"I'd call mother, except that she'll be hysterical and incoherent. I'll call Miller Muggins."
It was the middle of the night in Cincinnati, but Miller told Melissa that he hadn't been able to sleep. It was, of course, Jethro. There would be a funeral of sorts, but he advised her not to attend.
When Melissa emerged from the booth, she said to Jimmy,
"Jethro's gone. There really isn't anything to be done. I don't have anything I want in those rooms. Templeton's taking care of the art work and Miller's got Mortimer. Will you adopt him?"
Jimmy agreed immediately, even before asking whether Mortimer was a dog, cat, or child. He was certainly supportive, and he did know when not to say much.
Their engagement would be an additional unpleasant surprise, to various degrees and in various ways, to a number of people. Among those would be numbered Miss Brenda Osborne, Mr. Miller Muggins, Colonel Bubba C. Huggett, Mr. Reginald Templeton, and Mrs. Henry Medway. Mr. Templeton would find it easier than Miss Osborne to adapt to Melissa's new status. Mr. Muggins might be persuaded to act as Jimmy's trainer.
Mrs. Medway, having recovered speech, would begin by finding that there were a good many women in her district of Hyde Park who did, indeed, envy her.
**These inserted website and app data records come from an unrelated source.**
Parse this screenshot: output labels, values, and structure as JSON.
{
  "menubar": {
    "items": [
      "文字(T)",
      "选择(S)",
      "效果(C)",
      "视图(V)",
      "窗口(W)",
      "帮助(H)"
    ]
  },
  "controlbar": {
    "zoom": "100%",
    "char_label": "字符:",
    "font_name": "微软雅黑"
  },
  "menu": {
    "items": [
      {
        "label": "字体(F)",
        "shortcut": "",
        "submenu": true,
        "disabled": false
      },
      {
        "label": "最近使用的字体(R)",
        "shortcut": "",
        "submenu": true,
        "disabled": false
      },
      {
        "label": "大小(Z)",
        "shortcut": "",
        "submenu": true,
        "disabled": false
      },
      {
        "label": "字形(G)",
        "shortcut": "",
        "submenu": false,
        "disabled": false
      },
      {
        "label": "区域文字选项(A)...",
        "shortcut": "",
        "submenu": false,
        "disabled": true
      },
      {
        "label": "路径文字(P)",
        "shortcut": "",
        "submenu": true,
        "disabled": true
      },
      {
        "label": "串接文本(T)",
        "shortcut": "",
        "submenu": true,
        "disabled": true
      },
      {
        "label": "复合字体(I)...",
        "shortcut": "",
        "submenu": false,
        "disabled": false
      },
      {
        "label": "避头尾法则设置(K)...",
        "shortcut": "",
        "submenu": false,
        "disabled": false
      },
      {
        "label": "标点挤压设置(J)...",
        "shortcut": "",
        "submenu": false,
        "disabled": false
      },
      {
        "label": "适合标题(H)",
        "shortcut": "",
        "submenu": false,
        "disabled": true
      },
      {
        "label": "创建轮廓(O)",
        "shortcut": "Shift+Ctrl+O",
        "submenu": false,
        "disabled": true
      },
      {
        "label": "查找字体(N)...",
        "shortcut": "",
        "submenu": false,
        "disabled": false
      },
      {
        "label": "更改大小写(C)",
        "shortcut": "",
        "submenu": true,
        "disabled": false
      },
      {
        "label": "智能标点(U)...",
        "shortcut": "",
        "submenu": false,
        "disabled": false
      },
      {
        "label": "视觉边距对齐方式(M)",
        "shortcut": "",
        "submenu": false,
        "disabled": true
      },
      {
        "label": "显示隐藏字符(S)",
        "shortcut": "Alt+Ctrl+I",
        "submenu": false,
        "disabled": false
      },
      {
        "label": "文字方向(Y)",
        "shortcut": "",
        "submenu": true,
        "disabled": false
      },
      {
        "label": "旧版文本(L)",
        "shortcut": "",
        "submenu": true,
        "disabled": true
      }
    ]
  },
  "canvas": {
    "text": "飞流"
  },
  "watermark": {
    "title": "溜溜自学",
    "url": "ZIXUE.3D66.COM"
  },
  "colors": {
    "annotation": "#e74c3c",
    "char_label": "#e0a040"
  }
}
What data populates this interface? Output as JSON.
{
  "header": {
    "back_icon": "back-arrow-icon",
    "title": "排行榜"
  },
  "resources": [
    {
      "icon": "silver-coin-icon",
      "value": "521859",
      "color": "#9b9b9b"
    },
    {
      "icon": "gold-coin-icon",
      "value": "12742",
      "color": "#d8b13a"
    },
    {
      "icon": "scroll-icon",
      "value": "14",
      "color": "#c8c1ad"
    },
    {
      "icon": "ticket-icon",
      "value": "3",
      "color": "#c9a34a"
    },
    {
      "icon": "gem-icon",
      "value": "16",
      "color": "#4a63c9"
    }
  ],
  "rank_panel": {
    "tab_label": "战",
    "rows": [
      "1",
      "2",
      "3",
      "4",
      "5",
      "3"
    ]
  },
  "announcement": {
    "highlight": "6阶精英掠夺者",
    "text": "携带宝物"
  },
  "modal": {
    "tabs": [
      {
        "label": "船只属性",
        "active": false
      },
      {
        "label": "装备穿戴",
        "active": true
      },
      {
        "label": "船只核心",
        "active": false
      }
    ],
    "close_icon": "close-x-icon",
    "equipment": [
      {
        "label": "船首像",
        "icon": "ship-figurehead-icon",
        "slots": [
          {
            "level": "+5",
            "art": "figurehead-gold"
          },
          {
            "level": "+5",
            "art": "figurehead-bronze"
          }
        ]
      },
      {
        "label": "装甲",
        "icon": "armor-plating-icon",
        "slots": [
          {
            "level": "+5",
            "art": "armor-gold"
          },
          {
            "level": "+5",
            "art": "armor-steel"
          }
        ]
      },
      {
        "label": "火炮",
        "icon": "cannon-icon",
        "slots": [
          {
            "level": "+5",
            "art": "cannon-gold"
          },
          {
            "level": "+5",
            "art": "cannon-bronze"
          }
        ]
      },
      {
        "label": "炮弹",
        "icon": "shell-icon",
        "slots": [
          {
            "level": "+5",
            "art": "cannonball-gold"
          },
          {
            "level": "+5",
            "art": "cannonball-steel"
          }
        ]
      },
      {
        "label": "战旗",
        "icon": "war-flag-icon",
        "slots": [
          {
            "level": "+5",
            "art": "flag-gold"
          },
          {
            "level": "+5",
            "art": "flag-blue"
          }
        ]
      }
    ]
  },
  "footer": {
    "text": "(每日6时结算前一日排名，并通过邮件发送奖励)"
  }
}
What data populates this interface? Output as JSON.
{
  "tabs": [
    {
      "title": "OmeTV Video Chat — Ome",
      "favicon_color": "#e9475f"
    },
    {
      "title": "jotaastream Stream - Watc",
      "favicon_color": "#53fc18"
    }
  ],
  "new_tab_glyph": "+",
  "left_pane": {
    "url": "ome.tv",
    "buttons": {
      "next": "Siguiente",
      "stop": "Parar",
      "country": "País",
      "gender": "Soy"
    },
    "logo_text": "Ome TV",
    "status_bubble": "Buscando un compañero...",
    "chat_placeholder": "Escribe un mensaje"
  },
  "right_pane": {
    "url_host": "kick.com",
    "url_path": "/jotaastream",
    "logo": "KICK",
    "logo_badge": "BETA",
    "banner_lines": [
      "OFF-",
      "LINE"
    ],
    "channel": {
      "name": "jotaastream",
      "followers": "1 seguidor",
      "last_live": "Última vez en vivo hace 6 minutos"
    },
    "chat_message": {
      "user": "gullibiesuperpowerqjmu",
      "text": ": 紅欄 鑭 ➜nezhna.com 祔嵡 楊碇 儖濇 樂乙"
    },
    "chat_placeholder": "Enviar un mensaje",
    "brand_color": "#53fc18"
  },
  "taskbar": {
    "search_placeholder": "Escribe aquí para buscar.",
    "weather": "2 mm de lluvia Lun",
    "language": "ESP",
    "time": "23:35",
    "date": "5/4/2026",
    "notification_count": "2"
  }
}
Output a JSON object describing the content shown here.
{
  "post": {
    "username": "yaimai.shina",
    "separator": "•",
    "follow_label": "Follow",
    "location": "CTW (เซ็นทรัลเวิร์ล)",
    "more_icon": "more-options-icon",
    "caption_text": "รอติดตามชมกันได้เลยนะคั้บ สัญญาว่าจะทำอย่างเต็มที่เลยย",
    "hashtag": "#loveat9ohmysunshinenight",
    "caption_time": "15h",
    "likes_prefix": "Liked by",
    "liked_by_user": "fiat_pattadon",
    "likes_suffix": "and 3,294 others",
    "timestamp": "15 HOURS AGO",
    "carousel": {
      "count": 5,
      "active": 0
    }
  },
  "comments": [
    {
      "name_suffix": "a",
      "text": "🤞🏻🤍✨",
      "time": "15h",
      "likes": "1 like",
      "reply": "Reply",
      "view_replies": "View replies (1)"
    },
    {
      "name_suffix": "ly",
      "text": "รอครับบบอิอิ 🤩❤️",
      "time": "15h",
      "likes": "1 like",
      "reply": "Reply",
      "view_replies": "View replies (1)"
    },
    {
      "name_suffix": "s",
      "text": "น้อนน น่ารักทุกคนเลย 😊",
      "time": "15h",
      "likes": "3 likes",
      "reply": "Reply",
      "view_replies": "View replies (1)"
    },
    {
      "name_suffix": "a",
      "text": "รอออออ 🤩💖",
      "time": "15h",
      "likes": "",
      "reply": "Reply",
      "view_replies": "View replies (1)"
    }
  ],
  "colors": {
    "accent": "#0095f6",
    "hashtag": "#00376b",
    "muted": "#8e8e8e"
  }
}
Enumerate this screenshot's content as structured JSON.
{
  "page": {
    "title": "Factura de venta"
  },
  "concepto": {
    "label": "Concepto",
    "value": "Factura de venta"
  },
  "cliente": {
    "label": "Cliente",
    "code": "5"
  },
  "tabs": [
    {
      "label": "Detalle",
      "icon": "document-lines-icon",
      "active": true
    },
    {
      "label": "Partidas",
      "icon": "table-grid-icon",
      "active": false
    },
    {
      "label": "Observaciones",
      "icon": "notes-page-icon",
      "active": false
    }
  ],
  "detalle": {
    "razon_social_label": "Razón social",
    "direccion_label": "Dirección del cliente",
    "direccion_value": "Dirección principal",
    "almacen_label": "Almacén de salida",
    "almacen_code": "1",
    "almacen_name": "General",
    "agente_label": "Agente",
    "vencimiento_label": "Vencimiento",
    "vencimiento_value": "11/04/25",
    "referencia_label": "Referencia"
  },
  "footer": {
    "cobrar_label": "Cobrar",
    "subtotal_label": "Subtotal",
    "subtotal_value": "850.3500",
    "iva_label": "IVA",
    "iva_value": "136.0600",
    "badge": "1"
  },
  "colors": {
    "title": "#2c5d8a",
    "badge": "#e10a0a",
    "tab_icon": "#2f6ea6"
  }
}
Later, she might find that there were respects in which Mr. Pickersgill resembled the late Henry Medway.